Hopkins was surprised to receive his nomination. ‘About 6 weeks ago I was just about to shut my computer down on a Friday evening, when I received an email informing me that I had been selected as one of the “Leading Global Thinkers of 2014” for “my work”. That was it, no real clue as to what part of my work, or why I had been selected. Naturally I thought it was spam, closed down my computer and forgot about all it. By Monday, I realised that it was not spam, that the nomination was genuine, and had been made by the magazine Foreign Policy, based in Washington DC. It appeared that I had been nominated for Deconstructing Western Aid to Africa. A grand claim, which I should perhaps explain.
I am an artist, based in Nairobi and over the past 10 years I have been developing a practice that explores strategies of participation to develop counter-narratives of identity. What does that mean? Basically, I am interested in how, in Kenya, specific media produce specific narratives, and how these official narratives can be questioned and destabilised. A specific example of one of these narratives is the representation of Africa within the discourse of “Development” and “Aid” as a space of suffering, need and charity; what my friend and colleague Alexander Nikolic termed the “NGO aesthetic”. But how do you approach such a massive issue without being banal?

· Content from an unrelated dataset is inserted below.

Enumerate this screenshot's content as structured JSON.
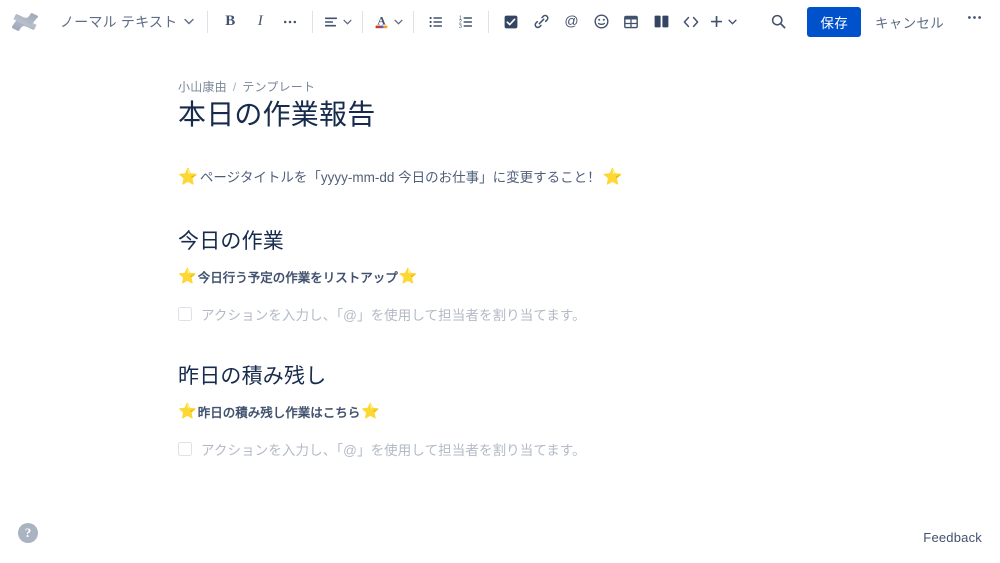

My approach is to try to be specific, and one of the ways I explored this idea is to look at the logos of Non Governmental Organisations (NGOs) and Aid Agencies working in Kenya. The logos seemed to distil and make clearly visible the ideology, expectations and prejudice behind the Developmental Aid project. My strategy was to mix real and fake logos in an installation of 24 screen-printings, the idea being that, not knowing which is genuine and which is fictitious, you re-examine all of them. Suspended in a limbo of authenticity you the way in which the logos construct a specific image of Kenya becomes clearly visible. The work was shown at Dak’art 2014, this years Dakar Biennale, and hence it came to the attention of Foreign Policy magazine when they were selecting their list of Global Thinkers of 2014.’Featured image by Dakota Fine/Foreign Policy Magazine